Meals in Minneapolis
Leaders: Susan Hildebrand and Adam Barrett Our Alt Break seeks to engage with the everyday poverty that surrounds us. The most likely location for this break is Minneapolis, Minnesota, working with "Our Saviour's Housing." They maintain an emergency shelter and provide dinner for 40 residents every night. In addition, they are currently trying to expand to provide breakfast and lunch. We will help provide meals and, potentially, branch out to help with other needed services. This trip will be a way for Grinnellians to actively improve people's lives in the Midwest and enjoy and understand the city of Minneapolis -- its charms and its problems.
Native American Issues on the Pine Ridge Reservation
Leaders: David Wylie and Kevin Wood The Oglala Sioux Indians live on Pine Ridge, a reservation the size of Connecticut in the southwest corner of South Dakota. The reservation is thoroughly steeped on poverty as a lack of infrastructure, education, housing, and jobs continues to grip the Oglala people. Our trip will focus on the core causes of such poverty, and we will explore these issues before, during, and after our trip. We will be working with several organizations on building projects, tutoring and work with children in schools, and serving meals to homeless. Following a week on the reservation, we will travel to Wyoming to visit another reservation and compare our collective experiences on each.
Health and Wellness on the Reservation
Leaders: Zach Razavi and Alex Brooks Native Americans in the Southwest face many problems of contemporary society as their reservations are increasingly becoming integrated with and dependent on outside sources for income, goods and services. A common focus of community service for Native Americans is health issues as they relate to alcoholism or access to health services.
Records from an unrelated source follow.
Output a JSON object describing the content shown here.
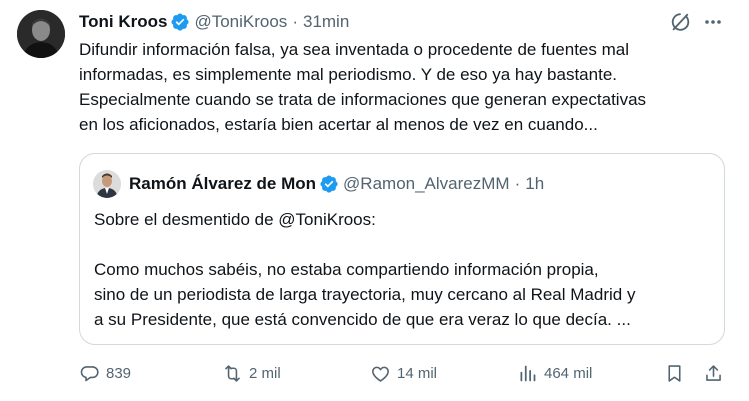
{
  "tweet": {
    "author_name": "Toni Kroos",
    "author_handle": "@ToniKroos",
    "separator": "·",
    "time": "31min",
    "text": "Difundir información falsa, ya sea inventada o procedente de fuentes mal\ninformadas, es simplemente mal periodismo. Y de eso ya hay bastante.\nEspecialmente cuando se trata de informaciones que generan expectativas\nen los aficionados, estaría bien acertar al menos de vez en cuando..."
  },
  "quote": {
    "author_name": "Ramón Álvarez de Mon",
    "author_handle": "@Ramon_AlvarezMM",
    "separator": "·",
    "time": "1h",
    "text": "Sobre el desmentido de @ToniKroos:\n\nComo muchos sabéis, no estaba compartiendo información propia,\nsino de un periodista de larga trayectoria, muy cercano al Real Madrid y\na su Presidente, que está convencido de que era veraz lo que decía. ..."
  },
  "actions": {
    "replies": "839",
    "reposts": "2 mil",
    "likes": "14 mil",
    "views": "464 mil"
  },
  "icons": {
    "verified": "verified-badge-icon",
    "grok": "grok-icon",
    "more": "more-icon",
    "reply": "reply-icon",
    "repost": "repost-icon",
    "like": "heart-icon",
    "views": "views-icon",
    "bookmark": "bookmark-icon",
    "share": "share-icon"
  },
  "colors": {
    "text": "#0f1419",
    "secondary": "#536471",
    "verified": "#1d9bf0",
    "border": "#cfd9de"
  }
}
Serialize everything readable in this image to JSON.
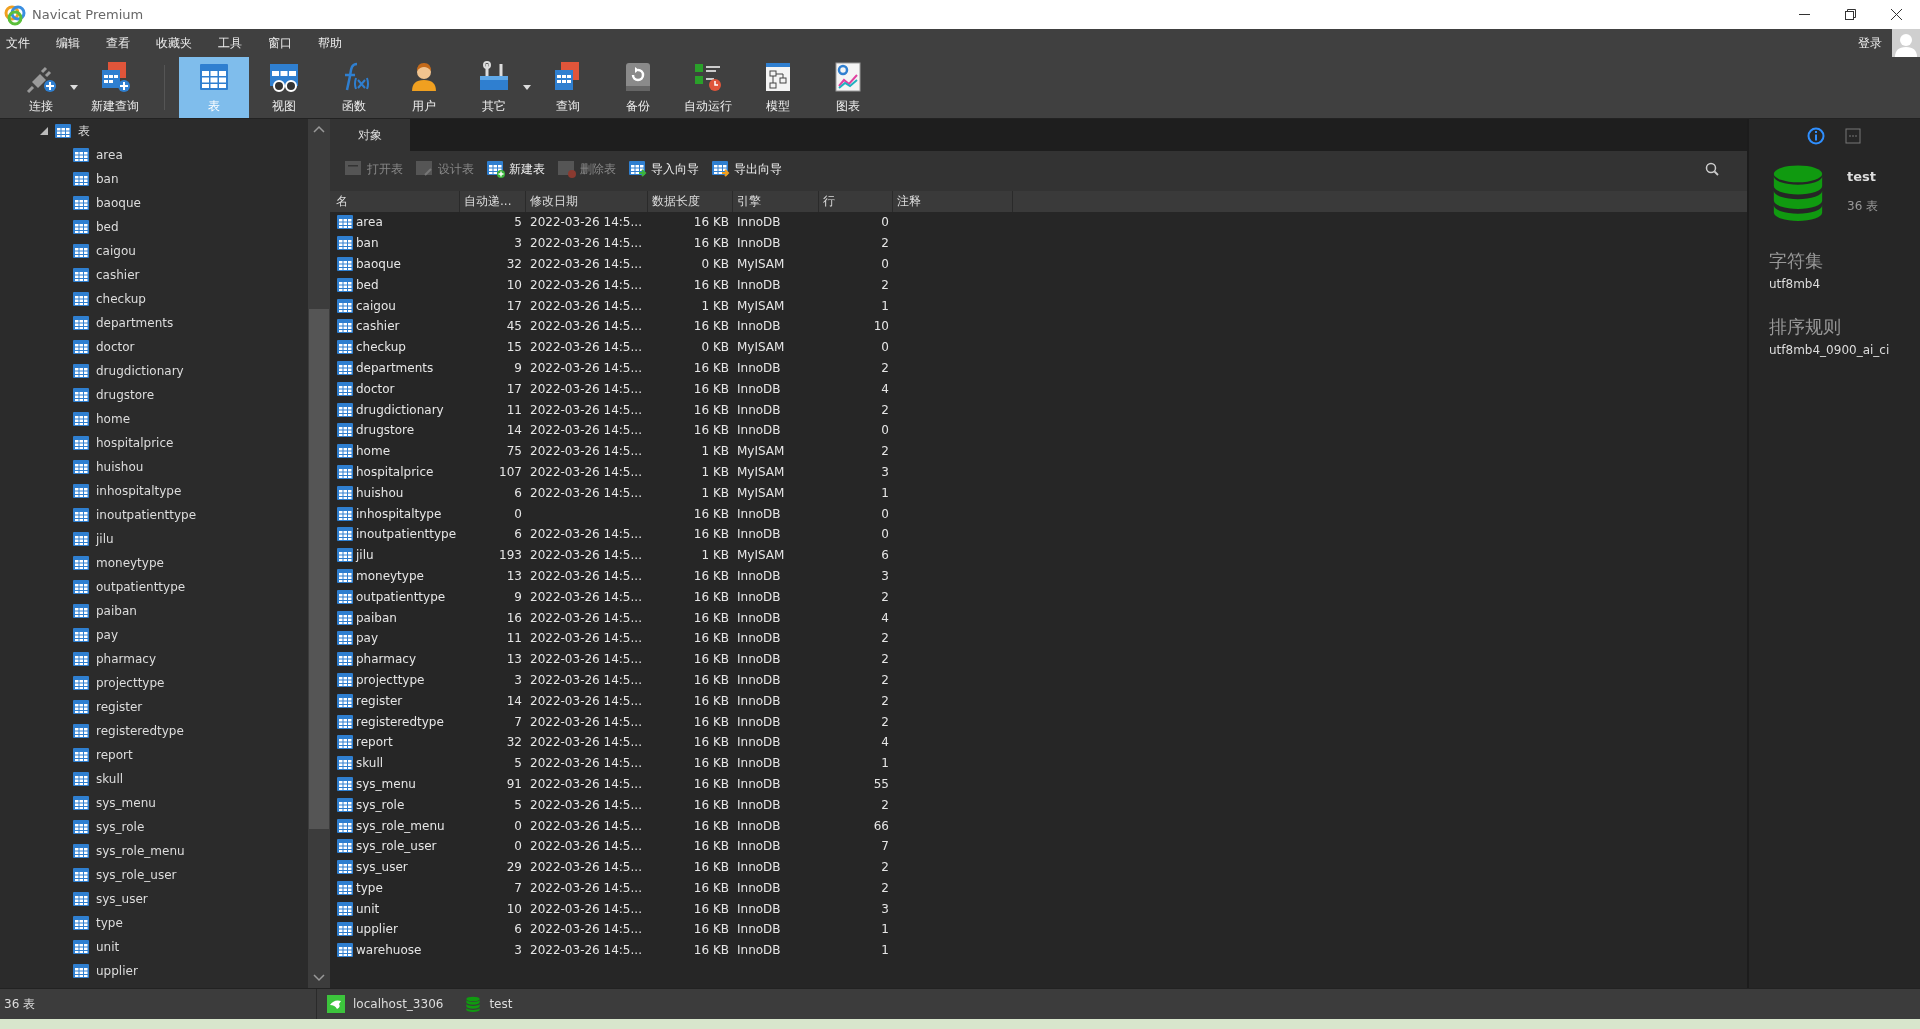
{
  "window": {
    "title": "Navicat Premium"
  },
  "menu": [
    "文件",
    "编辑",
    "查看",
    "收藏夹",
    "工具",
    "窗口",
    "帮助"
  ],
  "account": {
    "label": "登录"
  },
  "toolbar": [
    {
      "label": "连接",
      "selected": false,
      "dropdown": true
    },
    {
      "label": "新建查询",
      "selected": false,
      "dropdown": false
    },
    {
      "label": "表",
      "selected": true,
      "dropdown": false
    },
    {
      "label": "视图",
      "selected": false,
      "dropdown": false
    },
    {
      "label": "函数",
      "selected": false,
      "dropdown": false
    },
    {
      "label": "用户",
      "selected": false,
      "dropdown": false
    },
    {
      "label": "其它",
      "selected": false,
      "dropdown": true
    },
    {
      "label": "查询",
      "selected": false,
      "dropdown": false
    },
    {
      "label": "备份",
      "selected": false,
      "dropdown": false
    },
    {
      "label": "自动运行",
      "selected": false,
      "dropdown": false
    },
    {
      "label": "模型",
      "selected": false,
      "dropdown": false
    },
    {
      "label": "图表",
      "selected": false,
      "dropdown": false
    }
  ],
  "sidebar": {
    "items": [
      {
        "label": "表",
        "expanded": true,
        "children": [
          {
            "label": "area"
          },
          {
            "label": "ban"
          },
          {
            "label": "baoque"
          },
          {
            "label": "bed"
          },
          {
            "label": "caigou"
          },
          {
            "label": "cashier"
          },
          {
            "label": "checkup"
          },
          {
            "label": "departments"
          },
          {
            "label": "doctor"
          },
          {
            "label": "drugdictionary"
          },
          {
            "label": "drugstore"
          },
          {
            "label": "home"
          },
          {
            "label": "hospitalprice"
          },
          {
            "label": "huishou"
          },
          {
            "label": "inhospitaltype"
          },
          {
            "label": "inoutpatienttype"
          },
          {
            "label": "jilu"
          },
          {
            "label": "moneytype"
          },
          {
            "label": "outpatienttype"
          },
          {
            "label": "paiban"
          },
          {
            "label": "pay"
          },
          {
            "label": "pharmacy"
          },
          {
            "label": "projecttype"
          },
          {
            "label": "register"
          },
          {
            "label": "registeredtype"
          },
          {
            "label": "report"
          },
          {
            "label": "skull"
          },
          {
            "label": "sys_menu"
          },
          {
            "label": "sys_role"
          },
          {
            "label": "sys_role_menu"
          },
          {
            "label": "sys_role_user"
          },
          {
            "label": "sys_user"
          },
          {
            "label": "type"
          },
          {
            "label": "unit"
          },
          {
            "label": "upplier"
          }
        ]
      }
    ]
  },
  "tabs": [
    {
      "label": "对象",
      "selected": true
    }
  ],
  "actions": [
    {
      "label": "打开表",
      "disabled": true
    },
    {
      "label": "设计表",
      "disabled": true
    },
    {
      "label": "新建表",
      "disabled": false
    },
    {
      "label": "删除表",
      "disabled": true
    },
    {
      "label": "导入向导",
      "disabled": false
    },
    {
      "label": "导出向导",
      "disabled": false
    }
  ],
  "table": {
    "columns": [
      "名",
      "自动递...",
      "修改日期",
      "数据长度",
      "引擎",
      "行",
      "注释"
    ],
    "rows": [
      [
        "area",
        "5",
        "2022-03-26 14:5...",
        "16 KB",
        "InnoDB",
        "0"
      ],
      [
        "ban",
        "3",
        "2022-03-26 14:5...",
        "16 KB",
        "InnoDB",
        "2"
      ],
      [
        "baoque",
        "32",
        "2022-03-26 14:5...",
        "0 KB",
        "MyISAM",
        "0"
      ],
      [
        "bed",
        "10",
        "2022-03-26 14:5...",
        "16 KB",
        "InnoDB",
        "2"
      ],
      [
        "caigou",
        "17",
        "2022-03-26 14:5...",
        "1 KB",
        "MyISAM",
        "1"
      ],
      [
        "cashier",
        "45",
        "2022-03-26 14:5...",
        "16 KB",
        "InnoDB",
        "10"
      ],
      [
        "checkup",
        "15",
        "2022-03-26 14:5...",
        "0 KB",
        "MyISAM",
        "0"
      ],
      [
        "departments",
        "9",
        "2022-03-26 14:5...",
        "16 KB",
        "InnoDB",
        "2"
      ],
      [
        "doctor",
        "17",
        "2022-03-26 14:5...",
        "16 KB",
        "InnoDB",
        "4"
      ],
      [
        "drugdictionary",
        "11",
        "2022-03-26 14:5...",
        "16 KB",
        "InnoDB",
        "2"
      ],
      [
        "drugstore",
        "14",
        "2022-03-26 14:5...",
        "16 KB",
        "InnoDB",
        "0"
      ],
      [
        "home",
        "75",
        "2022-03-26 14:5...",
        "1 KB",
        "MyISAM",
        "2"
      ],
      [
        "hospitalprice",
        "107",
        "2022-03-26 14:5...",
        "1 KB",
        "MyISAM",
        "3"
      ],
      [
        "huishou",
        "6",
        "2022-03-26 14:5...",
        "1 KB",
        "MyISAM",
        "1"
      ],
      [
        "inhospitaltype",
        "0",
        "",
        "16 KB",
        "InnoDB",
        "0"
      ],
      [
        "inoutpatienttype",
        "6",
        "2022-03-26 14:5...",
        "16 KB",
        "InnoDB",
        "0"
      ],
      [
        "jilu",
        "193",
        "2022-03-26 14:5...",
        "1 KB",
        "MyISAM",
        "6"
      ],
      [
        "moneytype",
        "13",
        "2022-03-26 14:5...",
        "16 KB",
        "InnoDB",
        "3"
      ],
      [
        "outpatienttype",
        "9",
        "2022-03-26 14:5...",
        "16 KB",
        "InnoDB",
        "2"
      ],
      [
        "paiban",
        "16",
        "2022-03-26 14:5...",
        "16 KB",
        "InnoDB",
        "4"
      ],
      [
        "pay",
        "11",
        "2022-03-26 14:5...",
        "16 KB",
        "InnoDB",
        "2"
      ],
      [
        "pharmacy",
        "13",
        "2022-03-26 14:5...",
        "16 KB",
        "InnoDB",
        "2"
      ],
      [
        "projecttype",
        "3",
        "2022-03-26 14:5...",
        "16 KB",
        "InnoDB",
        "2"
      ],
      [
        "register",
        "14",
        "2022-03-26 14:5...",
        "16 KB",
        "InnoDB",
        "2"
      ],
      [
        "registeredtype",
        "7",
        "2022-03-26 14:5...",
        "16 KB",
        "InnoDB",
        "2"
      ],
      [
        "report",
        "32",
        "2022-03-26 14:5...",
        "16 KB",
        "InnoDB",
        "4"
      ],
      [
        "skull",
        "5",
        "2022-03-26 14:5...",
        "16 KB",
        "InnoDB",
        "1"
      ],
      [
        "sys_menu",
        "91",
        "2022-03-26 14:5...",
        "16 KB",
        "InnoDB",
        "55"
      ],
      [
        "sys_role",
        "5",
        "2022-03-26 14:5...",
        "16 KB",
        "InnoDB",
        "2"
      ],
      [
        "sys_role_menu",
        "0",
        "2022-03-26 14:5...",
        "16 KB",
        "InnoDB",
        "66"
      ],
      [
        "sys_role_user",
        "0",
        "2022-03-26 14:5...",
        "16 KB",
        "InnoDB",
        "7"
      ],
      [
        "sys_user",
        "29",
        "2022-03-26 14:5...",
        "16 KB",
        "InnoDB",
        "2"
      ],
      [
        "type",
        "7",
        "2022-03-26 14:5...",
        "16 KB",
        "InnoDB",
        "2"
      ],
      [
        "unit",
        "10",
        "2022-03-26 14:5...",
        "16 KB",
        "InnoDB",
        "3"
      ],
      [
        "upplier",
        "6",
        "2022-03-26 14:5...",
        "16 KB",
        "InnoDB",
        "1"
      ],
      [
        "warehuose",
        "3",
        "2022-03-26 14:5...",
        "16 KB",
        "InnoDB",
        "1"
      ]
    ]
  },
  "info_panel": {
    "name": "test",
    "count": "36 表",
    "charset_label": "字符集",
    "charset": "utf8mb4",
    "collation_label": "排序规则",
    "collation": "utf8mb4_0900_ai_ci"
  },
  "status_bar": {
    "count": "36 表",
    "connection": "localhost_3306",
    "database": "test"
  }
}
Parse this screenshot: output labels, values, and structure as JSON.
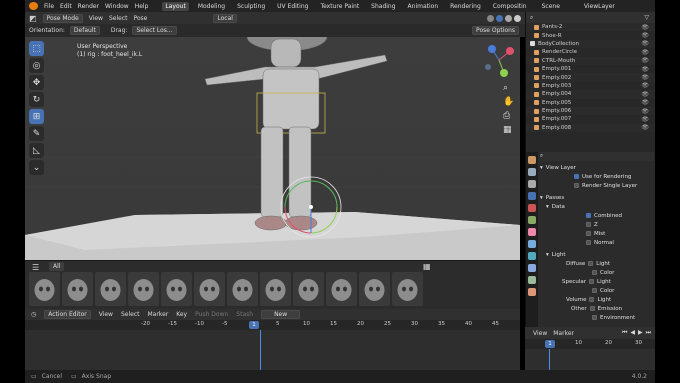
{
  "menu": {
    "items": [
      "File",
      "Edit",
      "Render",
      "Window",
      "Help"
    ],
    "workspaces": [
      "Layout",
      "Modeling",
      "Sculpting",
      "UV Editing",
      "Texture Paint",
      "Shading",
      "Animation",
      "Rendering",
      "Compositin"
    ],
    "active_workspace": "Layout",
    "scene": "Scene",
    "view_layer": "ViewLayer"
  },
  "viewport_header": {
    "mode": "Pose Mode",
    "menus": [
      "View",
      "Select",
      "Pose"
    ],
    "transform_orientation": "Local",
    "orientation_label": "Orientation:",
    "orientation_value": "Default",
    "drag_label": "Drag:",
    "drag_value": "Select Los...",
    "pose_options": "Pose Options"
  },
  "viewport": {
    "view_name": "User Perspective",
    "active_object": "(1) rig : foot_heel_ik.L"
  },
  "outliner": {
    "rows": [
      {
        "label": "Pants-2"
      },
      {
        "label": "Shoe-R"
      },
      {
        "label": "BodyCollection"
      },
      {
        "label": "RenderCircle"
      },
      {
        "label": "CTRL-Mouth"
      },
      {
        "label": "Empty.001"
      },
      {
        "label": "Empty.002"
      },
      {
        "label": "Empty.003"
      },
      {
        "label": "Empty.004"
      },
      {
        "label": "Empty.005"
      },
      {
        "label": "Empty.006"
      },
      {
        "label": "Empty.007"
      },
      {
        "label": "Empty.008"
      }
    ]
  },
  "properties": {
    "view_layer_section": "View Layer",
    "use_for_rendering": "Use for Rendering",
    "render_single_layer": "Render Single Layer",
    "passes": "Passes",
    "data": "Data",
    "combined": "Combined",
    "z": "Z",
    "mist": "Mist",
    "normal": "Normal",
    "light": "Light",
    "diffuse": "Diffuse",
    "specular": "Specular",
    "volume": "Volume",
    "other": "Other",
    "light_label": "Light",
    "color_label": "Color",
    "emission": "Emission",
    "environment": "Environment"
  },
  "asset_shelf": {
    "tab": "All"
  },
  "timeline": {
    "editor": "Action Editor",
    "menus": [
      "View",
      "Select",
      "Marker",
      "Key"
    ],
    "push_down": "Push Down",
    "stash": "Stash",
    "new_button": "New",
    "ruler": [
      "-20",
      "-15",
      "-10",
      "-5",
      "1",
      "5",
      "10",
      "15",
      "20",
      "25",
      "30",
      "35",
      "40",
      "45"
    ],
    "current_frame": "1"
  },
  "mini_timeline": {
    "menus": [
      "View",
      "Marker"
    ],
    "ruler": [
      "1",
      "10",
      "20",
      "30"
    ],
    "current_frame": "1"
  },
  "status": {
    "cancel": "Cancel",
    "axis_snap": "Axis Snap",
    "version": "4.0.2"
  },
  "colors": {
    "accent": "#4772b3",
    "orange": "#e87d0d"
  }
}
One overlooked aspect of Natives' problems deals with the increasing damage to their environment. Illegal garbage dumping and poor irrigation systems are just two of many threats to the environmental health of Native Americans and their reservations. Accordingly, we propose to send a group of students to the Navajo Reservation in Arizona to work on issues relating to the environmental health of the Navajo. Because environmental problems are site-specific, we could work on any number of environmental projects, including building irrigation networks, creating trails, cleaning up waste sites, combating erosion, or constructing educational signs about environmental issues. We will have the opportunity to assist and learn from environmental experts and experienced laborers in a culturally complex and interesting setting. Also, since health issues are such a prominent issue, we may also include projects that relate to broader issues of Navajo's overall health. We are trying to increase the quality of Native's lives any way possible, and we are looking for creative and motivated people to help us do so.
Environmental Issues in Our National Parks
Leaders: Jonathan Brennen and John O'Rourke It is time to repent for your crimes against the environment; come join us and pay your penance over spring break. Escape the hustle and bustle of the mighty urban metropolis that is Grinnell, to a beautiful, tranquil western national park, where you will build and sweat and cry and purge your soul of the burden of your guilt. We will live in the heart of nature: sleeping in tents and shitting in holes; it will be transcendent and transcendental. Our country's parks, tragically under-funded and under-appreciated, need our help. It is our task to confront the physical needs of a national park, repairing trails, building fences and the like. With your help we will restore our parks to their idyllic Emersonian glory, and eat many s'mores.
Kids + Ecological Responsibility= Sustainability + FUN!
Leaders: Julie Bradley-Cook and Kara Moskowitz This alt break trip will travel to the Bay Area in California to promote environmental awareness and community development. More specifically, participants will work with organizations dedicated to using gardens and natural areas as tools for learning. These organizations provide services to the surrounding community, school groups, families, and inner city youth. Participants will work in locations varying from developed native areas to organic vegetable gardens to orchards. This work promotes ecological responsibility in combination with education and community building. Those interested should be ready to get their hands a little dirty in the warm, California sun!
Youth Advocacy and Teen Homelessness in the Pacific Northwest
Leaders: Jose Baez and Emma Ryan Our trip focuses on youth advocacy by addressing teenage homelessness in the Pacific Northwest and we plan on delving into issues that surround homelessness such as abuse, addiction, and poverty. We hope to have an immediate impact as we work with organizations that offer counseling and educational services to runaway and homeless youth. Ranging from large group projects within shelters to interacting on a one on one basis with youth, our work will bring us into close contact with homeless teenagers. Come make a difference in youth issues while enjoying the beautiful Pacific Northwest!
Reconstructing the Area Hit by Hurricane Katrina
Leaders: Heather Parker and YaYa Yuan We would like to lead a trip to the area devastated by Hurricane Katrina. We will work to rebuild and restore the community through house repairs, community gardening and shelter work. There are some possible organizations with which we could work: Habitat for Humanity, the Catholic Worker, YMCA and Salvation Army. Our goals are to repair and rejuvenate a community in need. We want to make sure that they know they have not been forgotten and that we are still thinking and caring about them.